We know that cars cost a lot of money. Aside from the up front capital cost, operations cost people at least $8,000 per year. But ever since cars were produced for the working man by Henry Ford, it looks as if the purchase and ownership of these vehicles has cut into American wealth accumulation. If you look at the savings rate over the last century, it seems to be an inverse relation to auto ownership. This chart created by Scott Bernstein at the Center for Neighborhood Technology shows this relationship. (I've seen this chart in a number of iterations but this is all I could find online)
While everyone thinks that America is a wealthy nation, many people spend a good portion of their money on transportation. But it doesn't have to be this way. Cities that have good transit networks allow people to save money and cut overall emissions.

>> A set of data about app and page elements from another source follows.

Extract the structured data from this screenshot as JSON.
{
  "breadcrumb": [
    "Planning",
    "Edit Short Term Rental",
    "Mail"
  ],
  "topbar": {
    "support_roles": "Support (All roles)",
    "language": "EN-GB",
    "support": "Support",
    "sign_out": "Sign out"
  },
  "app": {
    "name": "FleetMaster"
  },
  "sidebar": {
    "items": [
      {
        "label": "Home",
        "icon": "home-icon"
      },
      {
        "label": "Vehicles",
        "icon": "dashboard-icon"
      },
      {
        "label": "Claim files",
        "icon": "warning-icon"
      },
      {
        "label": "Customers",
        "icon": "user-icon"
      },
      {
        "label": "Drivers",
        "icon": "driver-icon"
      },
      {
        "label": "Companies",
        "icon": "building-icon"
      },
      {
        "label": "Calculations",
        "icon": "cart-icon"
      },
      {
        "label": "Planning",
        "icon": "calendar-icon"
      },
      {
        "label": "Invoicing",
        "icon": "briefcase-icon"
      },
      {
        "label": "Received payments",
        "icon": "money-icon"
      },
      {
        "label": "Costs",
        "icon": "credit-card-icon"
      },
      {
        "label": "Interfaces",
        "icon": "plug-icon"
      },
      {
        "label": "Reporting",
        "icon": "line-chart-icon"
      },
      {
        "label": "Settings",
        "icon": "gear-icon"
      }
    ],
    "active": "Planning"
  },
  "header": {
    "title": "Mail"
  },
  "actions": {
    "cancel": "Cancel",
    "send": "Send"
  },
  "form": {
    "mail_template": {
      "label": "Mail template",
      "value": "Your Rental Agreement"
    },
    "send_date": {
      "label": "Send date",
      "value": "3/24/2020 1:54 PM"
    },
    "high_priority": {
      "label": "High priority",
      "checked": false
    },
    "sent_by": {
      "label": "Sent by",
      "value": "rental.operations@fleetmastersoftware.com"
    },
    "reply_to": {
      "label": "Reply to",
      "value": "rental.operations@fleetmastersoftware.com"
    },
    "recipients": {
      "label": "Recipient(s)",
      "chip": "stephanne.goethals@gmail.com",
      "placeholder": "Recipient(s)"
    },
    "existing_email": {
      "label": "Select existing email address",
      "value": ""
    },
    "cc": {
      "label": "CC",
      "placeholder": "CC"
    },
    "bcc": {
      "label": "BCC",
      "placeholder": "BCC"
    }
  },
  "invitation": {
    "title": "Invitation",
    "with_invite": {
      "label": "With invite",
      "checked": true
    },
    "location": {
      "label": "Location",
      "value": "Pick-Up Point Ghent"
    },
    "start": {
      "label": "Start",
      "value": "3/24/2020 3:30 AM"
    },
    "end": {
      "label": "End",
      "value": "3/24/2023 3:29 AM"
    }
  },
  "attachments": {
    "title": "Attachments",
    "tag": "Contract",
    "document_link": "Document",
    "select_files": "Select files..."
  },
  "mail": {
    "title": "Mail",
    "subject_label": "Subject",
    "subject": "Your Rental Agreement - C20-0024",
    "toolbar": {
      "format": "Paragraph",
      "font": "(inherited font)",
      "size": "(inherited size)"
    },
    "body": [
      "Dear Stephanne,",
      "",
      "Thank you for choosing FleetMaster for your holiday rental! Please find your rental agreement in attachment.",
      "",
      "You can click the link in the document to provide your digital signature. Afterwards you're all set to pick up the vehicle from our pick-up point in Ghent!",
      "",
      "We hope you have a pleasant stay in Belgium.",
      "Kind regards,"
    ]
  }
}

I want to reiterate that I think cars are an important part of our transportation network, but I think our complete dependence on them in most of the United States will lead many to the poorhouse sooner rather than later. In order to stem the tide, we need good transit. It allows people to pool their resources to pay for transport and allow for the building of wealth.